Pollution from sewage overflows, oil spills, and stormwater runoff continues to plague America's beaches, contributing to 5,756 closing and advisory days last year in California, a near doubling of days for the state, and leading to the second-highest number of closing and advisory days nationwide in more than two decades, according to the 21st annual beachwater quality report.
- Pillar Point (145 days)
- Oyster Point Marina (96 days)
- Lakeshore Park (93 days)
- Coyote Point County Park (63 days)
- Aquatic Park (58 days)
- Kiteboard Beach (57 days)
- Fitzgerald Marine Reserve (55 days)
- Pacifica State Beach (35 days)
- Bean Hollow State Beach (28 days)
- Venice State Beach & Pescadero State Beach (both 27 days)
Sabrina's plan to improve water quality:
- Engage residents (liveaboards), commercial, and recreational users as well as visitors about the hazards of dumping septic waste, plastic bags, cans, garbage, oil, and fuel.
- Improve water circulation patterns within Pillar Point Harbor and support solutions to improve water quality.
- Improve trash disposal areas overall at both Pillar Point Harbor and Oyster Point Marina.
- Improve pet waste disposal areas and signage.
- Publish water quality educational information on the Harbor District website.
- Post warning signage at beaches with contaminated beachwater
Beachwater pollution nationwide causes a range of waterborne illnesses in swimmers including stomach flu, skin rashes, pinkeye, ear, nose and throat problems, dysentery, hepatitis, respiratory ailments, neurological disorders and other serious health problems. For senior citizens, small children and people with weak immune systems, the results can be fatal.

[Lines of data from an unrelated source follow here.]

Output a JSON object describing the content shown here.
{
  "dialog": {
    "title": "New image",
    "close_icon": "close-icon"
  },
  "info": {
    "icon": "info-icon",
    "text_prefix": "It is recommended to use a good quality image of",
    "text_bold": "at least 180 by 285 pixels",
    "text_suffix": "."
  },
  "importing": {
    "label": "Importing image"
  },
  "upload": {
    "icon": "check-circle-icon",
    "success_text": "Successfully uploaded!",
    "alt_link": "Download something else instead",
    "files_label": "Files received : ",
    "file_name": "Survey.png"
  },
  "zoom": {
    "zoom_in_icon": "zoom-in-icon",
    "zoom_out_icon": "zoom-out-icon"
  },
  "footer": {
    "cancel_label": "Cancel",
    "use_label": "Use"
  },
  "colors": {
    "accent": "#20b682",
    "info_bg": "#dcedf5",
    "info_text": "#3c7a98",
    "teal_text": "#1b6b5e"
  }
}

The incidence of infections has steadily increased over the past several decades, and with coastal populations growing, it is reasonable to expect this upward trend to continue until the pollution sources are addressed.